Eff and I managed to get seats, right near the back. The bus is always overcrowded on its first pass by the school after the last bell has rung. We take up every seat, aisle and handle bar. Half of us are standing. It's practically a hostile takeover of the transit system.
He watches her out the window. She's that girl from before, kissing the guy who looks so much like Eff.
I think I know why. There's three of them with those distinct features; one's a niner though. You see, Eff's father's not in the picture - never even was, except for fifteen minutes in a dark alleyway. Or, so my Daddy told me; he's a cop, see.
Miranda Reynolds must enjoy these Friday nights almost as much as I do. Because when her son is out of the house, she's free! She's liberated! There's always gratitude in her voice when we drop him off, or she picks him up. It's that fleeting happiness, so ephemeral, that hides in the edges of her cheeks and the twist of her gentle smile.
Does that make her a bad mother?
I try not to judge. I don't know what she does with her weekends, whether it's one Friday night or a whole Friday to Monday-morning relief from motherhood. I like to think she's seeing someone. A therapist, a date, a group of girlfriends... something other than her empty apartment. And because her name is Miranda, I always imagine she's got a personal life right out of an episode of Sex And The City.
By now, I've zoned out. I usually find myself staring off mindlessly into some corner of space. This time, I'm staring directly at Eff, and I don't even realize it. Something catches my attention. I'm like a cat, for it is shiny. Something shiny where it doesn't belong.
It reminds me of Edward Cullen from the movie Twilight, when he's in sunlight. Scintillating skin, a handsome face. Then I realize what it is: a tear. I single drop upon Eff's cheek with a thin, moist trail leading up to an empty blue eye.
My right hand jerks involuntarily, as I feel a sudden longing for my sketchbook that is tucked away in my backpack. I repress the urge though. The bus is bumpy, and the tear won't stay there forever.
See? Now it falls.
And now, I remember what Miranda beseeched of me. I am to learn, to observe, and to make him happy. Get to the root of the problem, and fix it if I can.
Somewhere, in the back of my mind, it occurs to me that Eff might be crying over the girl. But, why then would he have greeted her so kindly while she was in the arms of another man? His reaction made no sense to me. Besides, I'm quite sure that Eff, like me, plays for the team with less players. After all, if he were straight he would not cry for her. Instead, he'd suck it up for thirty minutes until he was off the bus, in his house and behind a locked bathroom door at which point he'd deal with his frustrated emotional issues by jerking off. Call me narrow-minded, but there's only one place that I've seen straight guys cry tears of sadness, and nobody seems to be conducting a God damn funeral on this fucking bus!

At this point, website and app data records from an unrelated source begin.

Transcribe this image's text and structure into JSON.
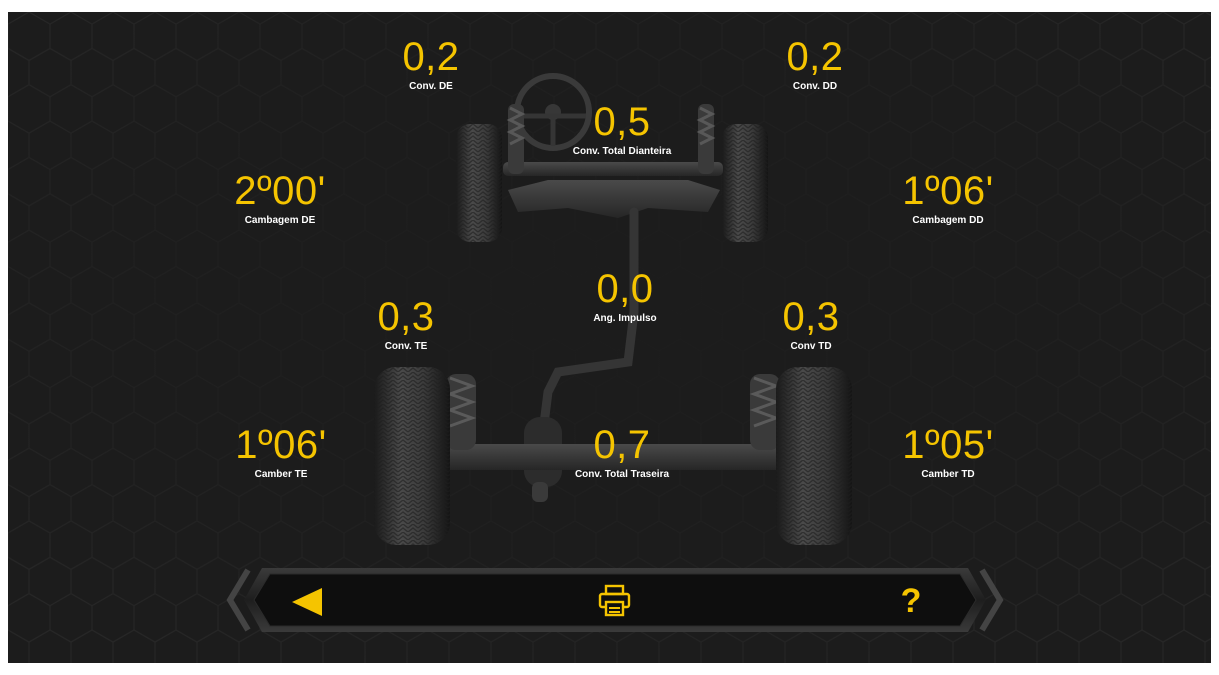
{
  "readings": {
    "conv_de": {
      "value": "0,2",
      "label": "Conv. DE"
    },
    "conv_dd": {
      "value": "0,2",
      "label": "Conv. DD"
    },
    "conv_total_dianteira": {
      "value": "0,5",
      "label": "Conv. Total Dianteira"
    },
    "cambagem_de": {
      "value": "2º00'",
      "label": "Cambagem DE"
    },
    "cambagem_dd": {
      "value": "1º06'",
      "label": "Cambagem DD"
    },
    "ang_impulso": {
      "value": "0,0",
      "label": "Ang. Impulso"
    },
    "conv_te": {
      "value": "0,3",
      "label": "Conv. TE"
    },
    "conv_td": {
      "value": "0,3",
      "label": "Conv TD"
    },
    "camber_te": {
      "value": "1º06'",
      "label": "Camber TE"
    },
    "conv_total_traseira": {
      "value": "0,7",
      "label": "Conv. Total Traseira"
    },
    "camber_td": {
      "value": "1º05'",
      "label": "Camber TD"
    }
  },
  "toolbar": {
    "back_icon": "back-triangle-icon",
    "print_icon": "printer-icon",
    "help_label": "?"
  },
  "colors": {
    "accent": "#f5c400",
    "background": "#1c1c1c",
    "label": "#ffffff",
    "toolbar": "#0e0e0e",
    "toolbar_edge": "#3a3a3a"
  }
}
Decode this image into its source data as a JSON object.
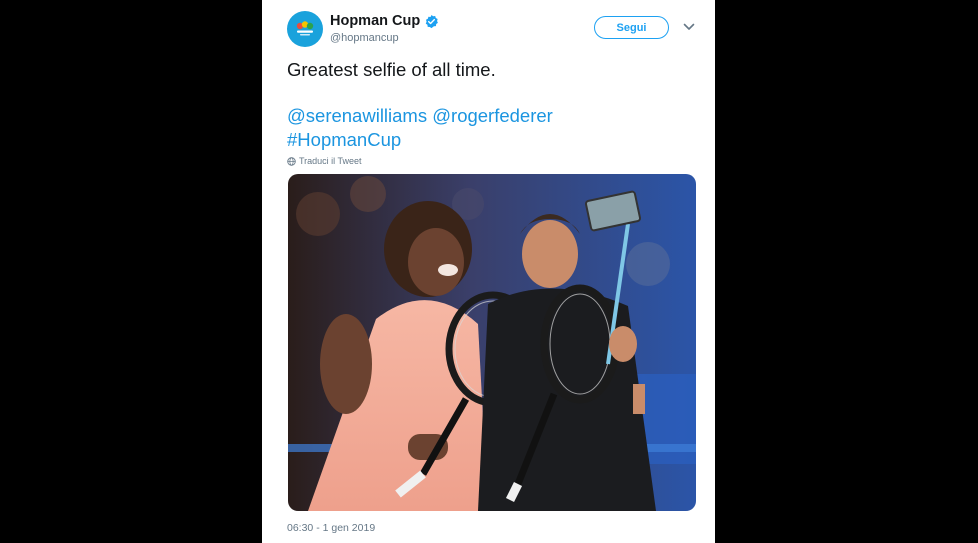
{
  "tweet": {
    "display_name": "Hopman Cup",
    "handle": "@hopmancup",
    "follow_label": "Segui",
    "text_line1": "Greatest selfie of all time.",
    "mention1": "@serenawilliams",
    "mention2": "@rogerfederer",
    "hashtag": "#HopmanCup",
    "translate_label": "Traduci il Tweet",
    "timestamp": "06:30 - 1 gen 2019"
  },
  "icons": {
    "verified": "verified-badge-icon",
    "caret": "chevron-down-icon",
    "globe": "globe-icon"
  },
  "colors": {
    "link_blue": "#1b95e0",
    "follow_blue": "#1da1f2",
    "avatar_bg": "#1aa2dc"
  }
}
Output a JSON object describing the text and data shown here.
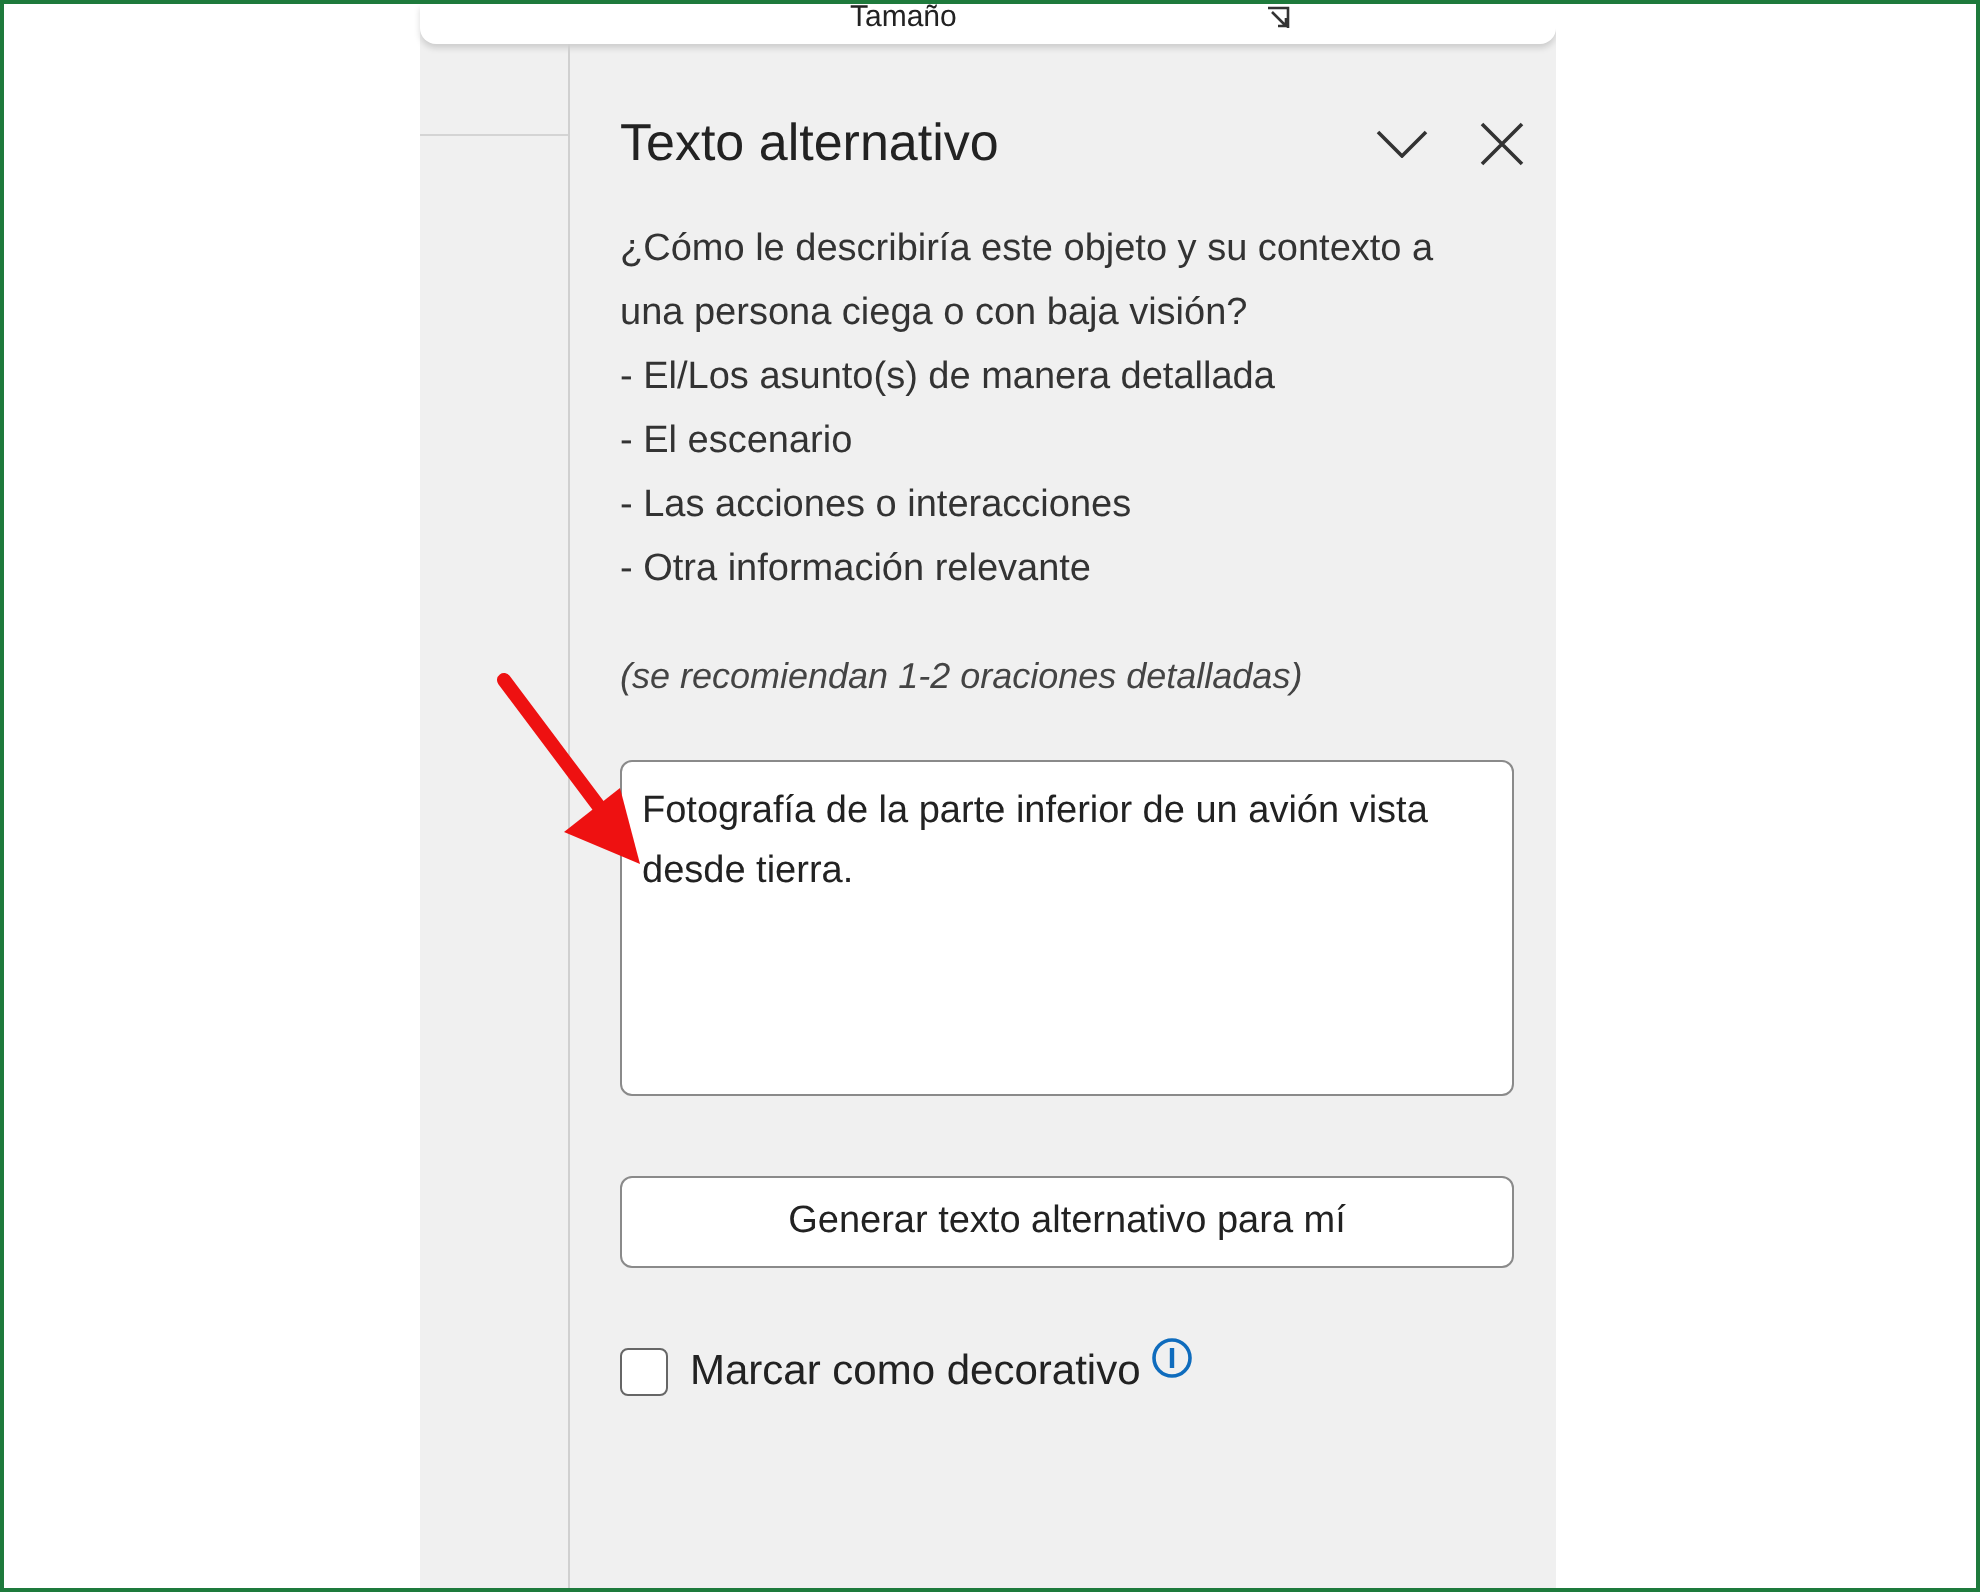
{
  "ribbon": {
    "label": "Tamaño"
  },
  "panel": {
    "title": "Texto alternativo",
    "description": [
      "¿Cómo le describiría este objeto y su contexto a una persona ciega o con baja visión?",
      "- El/Los asunto(s) de manera detallada",
      "- El escenario",
      "- Las acciones o interacciones",
      "- Otra información relevante"
    ],
    "hint": "(se recomiendan 1-2 oraciones detalladas)",
    "alt_text": {
      "value": "Fotografía de la parte inferior de un avión vista desde tierra."
    },
    "generate_button": "Generar texto alternativo para mí",
    "decorative": {
      "label": "Marcar como decorativo",
      "checked": false
    }
  }
}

Eff and I didn't have the typical platonic male-to-male relationship. First of all, I cannot recall an instance in which we shared a dirty joke, discussed girls, boys or sex. Mind you, we had a webcomic and it did deal with the topic. But that was never personal.
He'd stopped crying, but he still looked sad. It was as if he was running on empty, with nothing left to cry.
One of the main characters was quite the contraversial pseudo-impossibility. He was a cross-dressing, highly conservative, homosexual Muslim, who hid his feminine beauty in public beneath a burkah. It was Eff's idea.
Lately, Eff and I had been working our way through episodes of various TV shows on DVD or through streaming video on the net. And we'd just finished both Kyle XY season 2, and Firefly Season 1. The plan was that we'd start our sleepover with the movie Serenity, which is a follow-up to the Firefly TV series. However, I decided at this moment to change the plan. For once, I had to make things clear to Eff. Queer As Folk, Seasons 1-5, the boxset DVD collection I kept under my bed. The first few episodes. He'd see the parralel, wouldn't he? I practically was Justin, the young, virgin homosexual artist looking for love.
The bus reached my stop, and we got off together. Pun may or may not be intended? We'll see.